Looking back on 2012, Kim Dotcom was certainly the tech story of the year. Not only that, he was "the big story" of 2012, as recognised by Kiwi media outlets in their year-end reviews.
Nothing much happens in New Zealand, so such a situation is perhaps understandable.
There was that infamous Hollywood-style raid, along with the glamour of Kim Dotcom's fast cars, fast women, and lavish lifestyle to give him mainstream appeal.
Furthermore, there was also that political angle, with his arrest challenging the government and Prime Minister John Key over issues of immigration, relations with the United States, the funding of politicians, and matters of competence and honesty.
And for the geeks, Kim Dotcom is at the centre of some of the most innovative download technology, which, in addition to global issues of copyright, also has implications for major projects like New Zealand's ultrafast broadband (UFB) project, Australia's National Broadband Network (NBN), and the Pacific Fibre link, which Dotcom sought to fund.
By mid year, Dotcom became such a central figure in New Zealand life that he was often seen as a celebrity, butthat he might overplay his hand, which could cost him dearly in public support.

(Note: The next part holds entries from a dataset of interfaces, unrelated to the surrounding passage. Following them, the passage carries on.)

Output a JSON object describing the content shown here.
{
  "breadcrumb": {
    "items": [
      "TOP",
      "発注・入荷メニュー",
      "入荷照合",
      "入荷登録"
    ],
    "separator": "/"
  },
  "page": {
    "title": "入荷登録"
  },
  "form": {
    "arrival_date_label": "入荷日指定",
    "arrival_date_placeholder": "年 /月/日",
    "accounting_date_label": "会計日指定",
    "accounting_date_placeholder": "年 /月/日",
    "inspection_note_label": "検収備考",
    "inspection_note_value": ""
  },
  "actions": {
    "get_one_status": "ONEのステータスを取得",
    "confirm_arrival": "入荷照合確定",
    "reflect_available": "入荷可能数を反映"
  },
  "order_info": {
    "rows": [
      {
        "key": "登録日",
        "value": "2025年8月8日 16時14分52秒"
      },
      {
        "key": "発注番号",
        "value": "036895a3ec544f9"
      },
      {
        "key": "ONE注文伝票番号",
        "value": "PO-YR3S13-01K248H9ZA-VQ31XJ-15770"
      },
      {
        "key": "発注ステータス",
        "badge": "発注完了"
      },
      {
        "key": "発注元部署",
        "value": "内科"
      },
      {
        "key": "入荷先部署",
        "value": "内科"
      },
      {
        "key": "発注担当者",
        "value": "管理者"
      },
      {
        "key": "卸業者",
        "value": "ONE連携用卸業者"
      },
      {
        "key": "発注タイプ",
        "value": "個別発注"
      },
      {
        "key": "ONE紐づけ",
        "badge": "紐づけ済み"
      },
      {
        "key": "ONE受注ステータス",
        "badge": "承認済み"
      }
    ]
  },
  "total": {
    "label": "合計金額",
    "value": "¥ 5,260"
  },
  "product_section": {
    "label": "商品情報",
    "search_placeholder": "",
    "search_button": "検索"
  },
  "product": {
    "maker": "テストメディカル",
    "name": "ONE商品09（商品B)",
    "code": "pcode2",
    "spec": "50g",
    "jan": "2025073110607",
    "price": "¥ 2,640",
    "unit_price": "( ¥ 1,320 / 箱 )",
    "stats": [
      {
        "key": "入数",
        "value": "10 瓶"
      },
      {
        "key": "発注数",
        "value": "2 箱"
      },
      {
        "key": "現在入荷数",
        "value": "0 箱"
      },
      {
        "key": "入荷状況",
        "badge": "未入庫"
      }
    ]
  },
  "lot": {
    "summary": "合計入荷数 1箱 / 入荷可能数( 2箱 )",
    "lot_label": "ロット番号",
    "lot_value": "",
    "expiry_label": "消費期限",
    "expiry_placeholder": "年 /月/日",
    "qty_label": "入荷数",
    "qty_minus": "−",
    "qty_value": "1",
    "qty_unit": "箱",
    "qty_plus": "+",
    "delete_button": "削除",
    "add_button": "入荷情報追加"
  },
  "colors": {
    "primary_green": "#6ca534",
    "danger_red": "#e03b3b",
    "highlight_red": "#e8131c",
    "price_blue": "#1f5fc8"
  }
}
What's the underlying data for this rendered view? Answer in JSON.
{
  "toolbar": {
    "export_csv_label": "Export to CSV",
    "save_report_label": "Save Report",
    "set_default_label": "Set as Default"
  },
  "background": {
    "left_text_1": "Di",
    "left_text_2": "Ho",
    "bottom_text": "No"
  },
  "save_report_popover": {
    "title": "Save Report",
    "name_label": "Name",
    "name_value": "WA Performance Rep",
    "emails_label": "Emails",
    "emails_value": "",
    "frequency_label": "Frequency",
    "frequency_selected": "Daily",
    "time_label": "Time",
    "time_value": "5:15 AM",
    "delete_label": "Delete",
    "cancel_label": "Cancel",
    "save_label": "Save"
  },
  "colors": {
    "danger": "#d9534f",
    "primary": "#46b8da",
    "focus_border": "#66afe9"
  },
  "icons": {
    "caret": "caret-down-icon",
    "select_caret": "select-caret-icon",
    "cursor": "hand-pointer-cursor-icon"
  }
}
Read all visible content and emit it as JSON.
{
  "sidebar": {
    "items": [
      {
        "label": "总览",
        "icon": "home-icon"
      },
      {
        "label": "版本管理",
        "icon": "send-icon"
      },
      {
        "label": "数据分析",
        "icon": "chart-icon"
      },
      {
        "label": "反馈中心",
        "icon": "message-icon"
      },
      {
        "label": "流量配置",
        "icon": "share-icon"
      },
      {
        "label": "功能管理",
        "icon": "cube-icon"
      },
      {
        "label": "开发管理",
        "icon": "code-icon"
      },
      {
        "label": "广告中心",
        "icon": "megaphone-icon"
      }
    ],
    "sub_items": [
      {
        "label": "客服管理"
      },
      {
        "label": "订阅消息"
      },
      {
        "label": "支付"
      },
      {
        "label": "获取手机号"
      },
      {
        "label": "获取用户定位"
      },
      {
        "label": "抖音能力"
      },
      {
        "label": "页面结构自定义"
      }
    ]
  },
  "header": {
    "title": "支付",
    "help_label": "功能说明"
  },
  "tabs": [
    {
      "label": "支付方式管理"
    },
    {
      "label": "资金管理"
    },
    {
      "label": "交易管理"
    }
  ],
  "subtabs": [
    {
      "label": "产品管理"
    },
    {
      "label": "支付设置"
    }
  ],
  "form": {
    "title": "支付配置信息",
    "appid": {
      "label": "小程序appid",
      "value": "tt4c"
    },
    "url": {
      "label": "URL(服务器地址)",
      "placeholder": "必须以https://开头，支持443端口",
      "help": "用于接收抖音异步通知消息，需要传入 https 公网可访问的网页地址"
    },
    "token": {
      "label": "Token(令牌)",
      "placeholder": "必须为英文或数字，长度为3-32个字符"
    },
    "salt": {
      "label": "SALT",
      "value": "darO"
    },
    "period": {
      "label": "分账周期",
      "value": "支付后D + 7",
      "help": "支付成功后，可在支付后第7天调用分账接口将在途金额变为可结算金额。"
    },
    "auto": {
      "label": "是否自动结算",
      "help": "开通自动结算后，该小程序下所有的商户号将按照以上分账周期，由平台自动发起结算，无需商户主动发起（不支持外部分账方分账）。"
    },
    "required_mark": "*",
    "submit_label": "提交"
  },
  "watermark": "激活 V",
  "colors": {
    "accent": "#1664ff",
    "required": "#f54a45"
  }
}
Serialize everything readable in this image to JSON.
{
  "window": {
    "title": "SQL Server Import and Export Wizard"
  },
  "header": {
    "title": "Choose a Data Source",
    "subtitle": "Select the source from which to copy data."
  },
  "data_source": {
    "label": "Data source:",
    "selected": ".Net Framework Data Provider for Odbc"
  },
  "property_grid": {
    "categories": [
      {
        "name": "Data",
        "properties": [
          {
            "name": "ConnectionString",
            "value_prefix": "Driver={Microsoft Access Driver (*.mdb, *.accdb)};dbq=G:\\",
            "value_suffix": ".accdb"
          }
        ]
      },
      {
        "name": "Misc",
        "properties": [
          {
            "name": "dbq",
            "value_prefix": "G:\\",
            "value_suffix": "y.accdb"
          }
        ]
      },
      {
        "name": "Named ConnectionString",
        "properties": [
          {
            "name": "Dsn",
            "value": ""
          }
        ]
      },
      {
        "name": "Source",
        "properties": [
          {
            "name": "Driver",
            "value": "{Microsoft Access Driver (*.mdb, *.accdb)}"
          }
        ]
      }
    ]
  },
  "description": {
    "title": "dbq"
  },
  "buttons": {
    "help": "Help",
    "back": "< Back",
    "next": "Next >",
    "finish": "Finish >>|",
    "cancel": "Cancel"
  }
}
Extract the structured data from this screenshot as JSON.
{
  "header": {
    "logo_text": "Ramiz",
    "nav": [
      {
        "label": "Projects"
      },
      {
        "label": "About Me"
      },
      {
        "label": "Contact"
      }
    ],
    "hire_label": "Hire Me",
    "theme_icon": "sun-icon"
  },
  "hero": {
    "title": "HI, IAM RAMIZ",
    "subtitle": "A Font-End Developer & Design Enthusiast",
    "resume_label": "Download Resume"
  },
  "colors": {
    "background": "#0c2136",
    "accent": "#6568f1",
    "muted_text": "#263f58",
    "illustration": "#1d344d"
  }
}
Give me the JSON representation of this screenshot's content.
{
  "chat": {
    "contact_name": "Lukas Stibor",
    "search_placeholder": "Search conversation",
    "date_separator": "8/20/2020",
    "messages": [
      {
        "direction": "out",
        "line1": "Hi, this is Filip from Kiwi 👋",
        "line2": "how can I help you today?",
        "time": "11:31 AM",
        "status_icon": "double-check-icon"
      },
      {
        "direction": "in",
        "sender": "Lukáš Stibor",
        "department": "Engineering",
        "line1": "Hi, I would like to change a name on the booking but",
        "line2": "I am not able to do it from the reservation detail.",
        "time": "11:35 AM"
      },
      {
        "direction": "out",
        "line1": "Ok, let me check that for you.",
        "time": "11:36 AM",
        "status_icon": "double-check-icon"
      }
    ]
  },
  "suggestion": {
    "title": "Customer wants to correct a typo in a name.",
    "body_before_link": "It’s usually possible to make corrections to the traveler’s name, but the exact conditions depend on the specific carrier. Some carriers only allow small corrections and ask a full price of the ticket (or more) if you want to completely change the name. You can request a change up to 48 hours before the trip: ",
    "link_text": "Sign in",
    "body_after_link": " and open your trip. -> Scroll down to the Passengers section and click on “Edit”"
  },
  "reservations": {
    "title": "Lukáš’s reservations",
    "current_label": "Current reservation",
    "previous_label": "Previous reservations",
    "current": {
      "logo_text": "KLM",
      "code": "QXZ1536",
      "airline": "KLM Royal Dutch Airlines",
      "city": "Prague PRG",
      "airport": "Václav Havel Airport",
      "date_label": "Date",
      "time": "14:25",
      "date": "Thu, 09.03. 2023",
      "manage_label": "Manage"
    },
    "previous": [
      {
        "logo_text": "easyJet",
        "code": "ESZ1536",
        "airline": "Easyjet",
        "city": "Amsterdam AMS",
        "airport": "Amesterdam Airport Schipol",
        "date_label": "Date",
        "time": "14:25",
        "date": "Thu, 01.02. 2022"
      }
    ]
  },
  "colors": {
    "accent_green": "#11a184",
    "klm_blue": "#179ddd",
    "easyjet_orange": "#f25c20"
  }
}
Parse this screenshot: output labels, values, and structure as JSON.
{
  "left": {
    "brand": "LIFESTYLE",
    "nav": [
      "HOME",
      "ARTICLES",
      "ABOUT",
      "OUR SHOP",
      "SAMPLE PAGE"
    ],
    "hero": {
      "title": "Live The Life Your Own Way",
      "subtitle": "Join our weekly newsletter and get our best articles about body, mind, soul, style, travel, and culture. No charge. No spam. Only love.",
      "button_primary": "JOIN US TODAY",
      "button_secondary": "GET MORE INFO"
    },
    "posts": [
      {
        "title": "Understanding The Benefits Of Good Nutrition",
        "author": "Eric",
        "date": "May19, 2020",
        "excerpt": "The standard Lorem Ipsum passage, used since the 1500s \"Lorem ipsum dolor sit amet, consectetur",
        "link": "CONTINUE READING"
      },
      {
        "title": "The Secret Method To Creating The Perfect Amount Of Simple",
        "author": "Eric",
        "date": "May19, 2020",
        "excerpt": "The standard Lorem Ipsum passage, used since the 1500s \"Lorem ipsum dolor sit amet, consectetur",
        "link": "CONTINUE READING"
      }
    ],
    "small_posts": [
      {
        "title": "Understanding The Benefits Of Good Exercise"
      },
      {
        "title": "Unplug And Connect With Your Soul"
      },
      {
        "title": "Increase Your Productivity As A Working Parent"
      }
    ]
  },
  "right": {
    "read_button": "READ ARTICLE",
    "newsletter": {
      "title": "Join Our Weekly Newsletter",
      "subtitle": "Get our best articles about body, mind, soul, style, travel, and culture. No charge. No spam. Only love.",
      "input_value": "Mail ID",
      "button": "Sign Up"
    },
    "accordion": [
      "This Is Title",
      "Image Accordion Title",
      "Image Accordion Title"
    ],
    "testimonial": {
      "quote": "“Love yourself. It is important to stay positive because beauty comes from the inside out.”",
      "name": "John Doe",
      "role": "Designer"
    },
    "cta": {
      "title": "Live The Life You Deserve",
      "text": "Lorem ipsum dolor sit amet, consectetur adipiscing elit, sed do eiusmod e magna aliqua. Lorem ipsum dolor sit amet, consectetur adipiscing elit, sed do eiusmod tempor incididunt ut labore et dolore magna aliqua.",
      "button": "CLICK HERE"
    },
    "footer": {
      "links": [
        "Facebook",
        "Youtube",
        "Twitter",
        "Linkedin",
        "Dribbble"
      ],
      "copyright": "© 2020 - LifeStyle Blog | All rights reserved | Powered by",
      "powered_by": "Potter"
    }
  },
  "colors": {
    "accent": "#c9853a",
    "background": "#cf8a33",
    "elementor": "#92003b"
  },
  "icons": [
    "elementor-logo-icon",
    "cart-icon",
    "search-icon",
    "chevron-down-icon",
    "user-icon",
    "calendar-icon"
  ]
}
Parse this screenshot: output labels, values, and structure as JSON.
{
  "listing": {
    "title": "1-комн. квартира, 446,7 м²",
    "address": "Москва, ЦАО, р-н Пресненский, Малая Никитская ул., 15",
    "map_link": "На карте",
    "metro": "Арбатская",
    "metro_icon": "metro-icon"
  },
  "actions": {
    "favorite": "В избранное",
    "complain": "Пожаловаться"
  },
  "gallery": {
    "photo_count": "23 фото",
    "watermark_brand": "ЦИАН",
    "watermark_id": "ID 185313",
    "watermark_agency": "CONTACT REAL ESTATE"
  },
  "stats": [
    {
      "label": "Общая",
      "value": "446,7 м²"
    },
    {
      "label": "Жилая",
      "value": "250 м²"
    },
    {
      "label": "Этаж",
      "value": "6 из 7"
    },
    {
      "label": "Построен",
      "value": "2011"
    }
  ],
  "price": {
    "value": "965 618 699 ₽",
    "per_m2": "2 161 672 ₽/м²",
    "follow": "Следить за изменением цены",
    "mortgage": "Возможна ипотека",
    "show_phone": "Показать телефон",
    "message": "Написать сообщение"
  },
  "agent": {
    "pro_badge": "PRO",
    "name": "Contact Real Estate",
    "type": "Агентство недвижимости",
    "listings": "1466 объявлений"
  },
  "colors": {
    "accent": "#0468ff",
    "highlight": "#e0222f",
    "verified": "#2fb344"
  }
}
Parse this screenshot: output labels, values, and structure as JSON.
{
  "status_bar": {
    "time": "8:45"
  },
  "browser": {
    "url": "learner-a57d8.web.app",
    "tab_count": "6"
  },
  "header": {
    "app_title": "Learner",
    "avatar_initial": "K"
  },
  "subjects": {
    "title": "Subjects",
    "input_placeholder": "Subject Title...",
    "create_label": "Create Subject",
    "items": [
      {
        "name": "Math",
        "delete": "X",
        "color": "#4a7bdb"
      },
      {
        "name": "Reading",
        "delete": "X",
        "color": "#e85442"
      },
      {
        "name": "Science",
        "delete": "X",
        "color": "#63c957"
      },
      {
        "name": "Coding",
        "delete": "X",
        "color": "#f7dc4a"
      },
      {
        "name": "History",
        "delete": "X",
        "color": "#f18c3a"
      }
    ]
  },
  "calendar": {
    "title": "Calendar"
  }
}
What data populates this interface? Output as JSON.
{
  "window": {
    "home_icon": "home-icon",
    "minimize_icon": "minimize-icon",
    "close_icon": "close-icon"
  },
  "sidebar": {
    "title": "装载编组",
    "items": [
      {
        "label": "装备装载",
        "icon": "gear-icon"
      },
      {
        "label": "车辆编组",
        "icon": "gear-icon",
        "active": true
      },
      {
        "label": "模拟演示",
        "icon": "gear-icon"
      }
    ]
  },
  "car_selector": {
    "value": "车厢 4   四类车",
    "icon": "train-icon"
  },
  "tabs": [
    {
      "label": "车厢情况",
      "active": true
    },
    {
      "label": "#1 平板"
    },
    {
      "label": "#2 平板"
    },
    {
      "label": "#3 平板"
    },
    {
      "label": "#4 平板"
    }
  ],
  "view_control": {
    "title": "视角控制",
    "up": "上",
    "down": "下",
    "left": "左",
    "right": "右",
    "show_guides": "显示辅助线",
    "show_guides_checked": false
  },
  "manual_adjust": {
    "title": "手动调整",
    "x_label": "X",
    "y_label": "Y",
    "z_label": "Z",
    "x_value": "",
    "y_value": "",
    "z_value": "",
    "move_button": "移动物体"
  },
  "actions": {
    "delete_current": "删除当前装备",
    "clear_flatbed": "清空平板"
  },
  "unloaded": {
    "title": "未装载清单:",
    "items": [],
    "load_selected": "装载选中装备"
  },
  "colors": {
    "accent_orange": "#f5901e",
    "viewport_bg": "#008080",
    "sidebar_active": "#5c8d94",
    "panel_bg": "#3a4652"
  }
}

This has certainly become true since then, with opposition politicians and partisan journalists using Kim Dotcom as a stick with which to beat the government. But by becoming a political figure himself, Kim Dotcom has lost support from the right-wing blogs, and in turn from other media.
The right-leaning National Business Review reported how Dotcom's Pacific Fibre plans were fantasy, and, in contrast with a supportive TV3, the state-owned TVNZ broadcast a special program revealing that Kim Dotcom might not be the lovable figure so often presented.
In the run-up to Christmas, we saw a divisive figure overplay his hand. Kim Dotcom is a technology entrepreneur with a chequered past facing some very serious charges — but he appeared as Santa Claus in a Christmas play. He also turned on the famous Franklin Street Christmas Lights in Auckland with Mayor Len Brown, who notably defeated John Banks in his run for the city mayoralty — remember that Banks is the politician who Dotcom once controversially donated to.
Over the festive season, Kim Dotcom attracted ire for comparing himself to Jesus Christ in a Christmas tweet. He also issued a most disturbing Christmas video. If viewed in full, you can understand why it is not just critics like Whale Oil's Cameron Slater, who now also edits a national newspaper, might question Dotcom's sanity.
With such increasingly erratic behaviour, the publicity-seeking Megalomaniac Kim Dotcom looks no longer to be as "good for this country" as the New Zealand Herald opined in its review of 2012.
Either way, as we enter 2013, with his recent claims about the FBI, the launch of a new business venture on January 20 at his mansion — the very same day and location as last year's raid — and the extradition hearings now due in August, Kim Dotcom looks set to dominate 2013 as he did 2012.